  3. Spolidorio  MG, Labruna  M, Mantovani  E, Brandao  P, Richtzenhain  L, Yoshinari  N. Novel spotted fever group rickettsiosis, Brazil. Emerg Infect Dis. 2010;16:5213. DOIPubMedGoogle Scholar
  4. Cragun  WC, Bartlett  BL, Ellis  MW, Hoover  AZ, Tyring  SK, Mendoza  N, The expanding spectrum of eschar-associated rickettsioses in the United States. Arch Dermatol. 2010; Epub ahead of print. DOIPubMedGoogle Scholar
  5. Eremeeva  ME, Bosserman  EA, Demma  LJ, Zambrano  ML, Blau  DM, Dasch  GA. Isolation and identification of Rickettsia massiliae from Rhipicephalus sanguineus ticks collected in Arizona. Appl Environ Microbiol. 2006;72:556977. DOIPubMedGoogle Scholar
  6. Eremeeva  M, Balayeva  N, Roux  V, Ignatovich  V, Kotsinjan  M, Raoult  D. Genomic and proteinic characterization of strain S, a rickettsia isolated from Rhipicephalus sanguineus ticks in Armenia. J Clin Microbiol. 1995;33:273844.PubMedGoogle Scholar
  7. Garcia-Garcia  JC, Portillo  A, Núñez  M, Santibáñez  S, Castro  B, Oteo  J. A patient from Argentina infected with Rickettsia massiliae. Am J Trop Med Hyg. 2010;82:6912. DOIPubMedGoogle Scholar
  8. Walker  DH, Gay  RM, Valdes-Dapena  M. The occurrence of eschars in Rocky Mountain spotted fever. J Am Acad Dermatol. 1981;4:5716. DOIPubMedGoogle Scholar
  9. Angerami  RN, Resende  MR, Feltrin  AF, Katz  G, Nascimento  EM, Stucchi  RS, Brazilian spotted fever: a case series from an endemic area in southeastern Brazil: clinical aspects. Ann N Y Acad Sci. 2006;1078:2524. DOIPubMedGoogle Scholar
  10. Costa  PSG, Assis  RVC, Costa  SMCR, Valle  LMC, Brigatte  ME. Three cases of spotted fever group rickettsiosis with typhus eschar–like lesion (tache noire) reported: species other than R. rickettsii at large? Rev Bras Parasitol Vet. 2004;13(Suppl):360.
  11. de Lemos  ER, Alvarenga  FB, Cintra  ML, Ramos  MC, Paddock  CD, Ferebee  TL, Spotted fever in Brazil: a seroepidemiological study and description of clinical cases in an endemic area in the state of São Paulo. Am J Trop Med Hyg. 2001;65:32934.PubMedGoogle Scholar
  12. Piza  JT. Considerações epidemiológicas e clínicas sobre o tifo exantemático de São Paulo. In: Piza JT, Meyer JR, Gomes LS, editors. Typho exanthematico de São Paulo. São Paulo (Brasil): Sociedade Impressora Paulista; 1932. p. 11–119.
  13. Jensenius  M, Fournier  P-E, Vene  S, Hoel  T, Hasle  G, Henriksen  AZ, African tick bite fever in travelers to rural sub-equatorial Africa. Clin Infect Dis. 2003;36:14117. DOIPubMedGoogle Scholar
  14. Plank  SJ, Teixeira  RS, Milanesi  ML. Febre maculosa em Salvador: descrição de um caso. Rev Med Bahia (Salvador). 1979;25:3304.
  15. Silveira  I, Pacheco  RC, Szabó  MPJ, Ramos  HGC, Labruna  MB. First report of Rickettsia parkeri in Brazil. Emerg Infect Dis. 2007;13:11113.PubMedGoogle Scholar
  16. Sabatini  GS, Pinter  A, Nieri-Bastos  FA, Marcili  A, Labruna  MB. Survey of ticks (Acari: Ixodidae) and their rickettsia in an Atlantic rain forest reserve in the State of São Paulo, Brazil. J Med Entomol. 2010;47:9136. DOIPubMedGoogle Scholar

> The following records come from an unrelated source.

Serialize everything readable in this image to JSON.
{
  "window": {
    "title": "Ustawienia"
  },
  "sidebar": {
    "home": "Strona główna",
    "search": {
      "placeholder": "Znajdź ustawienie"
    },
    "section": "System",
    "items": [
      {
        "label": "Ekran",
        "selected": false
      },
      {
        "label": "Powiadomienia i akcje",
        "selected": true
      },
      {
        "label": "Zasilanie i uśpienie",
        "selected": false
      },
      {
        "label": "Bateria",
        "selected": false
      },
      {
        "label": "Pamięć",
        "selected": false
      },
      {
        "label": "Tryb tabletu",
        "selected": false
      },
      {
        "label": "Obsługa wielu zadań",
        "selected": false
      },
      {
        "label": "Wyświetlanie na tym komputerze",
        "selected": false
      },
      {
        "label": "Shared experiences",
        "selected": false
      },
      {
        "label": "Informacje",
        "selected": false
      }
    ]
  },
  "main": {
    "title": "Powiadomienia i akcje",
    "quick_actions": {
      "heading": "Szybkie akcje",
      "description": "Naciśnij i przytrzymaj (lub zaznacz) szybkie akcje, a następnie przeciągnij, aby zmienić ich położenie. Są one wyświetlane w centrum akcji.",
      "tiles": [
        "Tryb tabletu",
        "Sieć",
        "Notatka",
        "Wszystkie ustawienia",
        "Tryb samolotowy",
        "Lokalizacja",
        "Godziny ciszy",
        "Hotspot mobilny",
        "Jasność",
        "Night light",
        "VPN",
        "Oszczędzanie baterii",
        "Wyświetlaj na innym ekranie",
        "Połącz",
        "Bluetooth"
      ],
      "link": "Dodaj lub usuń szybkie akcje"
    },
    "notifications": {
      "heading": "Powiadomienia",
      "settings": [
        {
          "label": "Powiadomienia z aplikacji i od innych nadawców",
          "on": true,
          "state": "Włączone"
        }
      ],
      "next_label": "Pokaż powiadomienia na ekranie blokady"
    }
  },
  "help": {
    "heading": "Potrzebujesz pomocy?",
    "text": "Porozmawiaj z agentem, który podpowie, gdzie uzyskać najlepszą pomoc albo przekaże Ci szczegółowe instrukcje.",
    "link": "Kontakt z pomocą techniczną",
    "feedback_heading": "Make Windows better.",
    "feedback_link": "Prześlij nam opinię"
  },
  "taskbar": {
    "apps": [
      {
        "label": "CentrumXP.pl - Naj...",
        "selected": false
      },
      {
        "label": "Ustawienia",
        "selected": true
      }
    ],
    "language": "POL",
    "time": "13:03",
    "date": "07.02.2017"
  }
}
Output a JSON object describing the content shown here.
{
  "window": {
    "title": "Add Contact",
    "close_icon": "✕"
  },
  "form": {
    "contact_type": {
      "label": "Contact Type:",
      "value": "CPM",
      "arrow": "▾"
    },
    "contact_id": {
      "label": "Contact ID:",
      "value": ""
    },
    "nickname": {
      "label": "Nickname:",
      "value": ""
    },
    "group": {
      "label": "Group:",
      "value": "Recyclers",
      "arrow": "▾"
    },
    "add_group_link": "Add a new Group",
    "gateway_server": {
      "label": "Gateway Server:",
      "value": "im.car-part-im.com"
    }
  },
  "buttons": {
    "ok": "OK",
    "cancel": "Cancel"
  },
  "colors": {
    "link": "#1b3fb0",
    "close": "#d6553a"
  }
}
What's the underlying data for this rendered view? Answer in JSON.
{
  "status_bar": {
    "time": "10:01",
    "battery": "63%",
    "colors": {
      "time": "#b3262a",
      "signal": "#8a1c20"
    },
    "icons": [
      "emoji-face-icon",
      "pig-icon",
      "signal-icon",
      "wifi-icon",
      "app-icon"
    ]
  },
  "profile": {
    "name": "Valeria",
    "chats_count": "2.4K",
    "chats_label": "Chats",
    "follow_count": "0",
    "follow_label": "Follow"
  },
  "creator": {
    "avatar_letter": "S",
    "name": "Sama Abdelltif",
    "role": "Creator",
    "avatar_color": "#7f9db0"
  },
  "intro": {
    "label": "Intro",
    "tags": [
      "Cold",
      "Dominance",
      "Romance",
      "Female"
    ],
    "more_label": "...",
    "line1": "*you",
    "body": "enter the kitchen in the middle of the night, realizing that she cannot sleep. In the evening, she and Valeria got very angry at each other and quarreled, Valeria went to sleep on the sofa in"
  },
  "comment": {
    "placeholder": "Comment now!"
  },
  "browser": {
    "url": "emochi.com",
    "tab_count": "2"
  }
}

Cite This Article

DOI: 10.3201/eid1702.100859

Table of Contents – Volume 17, Number 2—February 2011

EID Search Options
presentation_01 Advanced Article Search – Search articles by author and/or keyword.
presentation_01 Articles by Country Search – Search articles by the topic country.
presentation_01 Article Type Search – Search articles by article type and issue.



Please use the form below to submit correspondence to the authors or contact them at the following address:

Albert I. Ko, Yale School of Public Health, Epidemiology of Microbial Disease Division, 60 College St, PO Box 208034, New Haven, CT 06520-8034, USA

Send To

10000 character(s) remaining.


Page created: July 13, 2011
Page updated: July 13, 2011
Page reviewed: July 13, 2011
The conclusions, findings, and opinions expressed by authors contributing to this journal do not necessarily reflect the official position of the U.S. Department of Health and Human Services, the Public Health Service, the Centers for Disease Control and Prevention, or the authors' affiliated institutions. Use of trade names is for identification only and does not imply endorsement by any of the groups named above.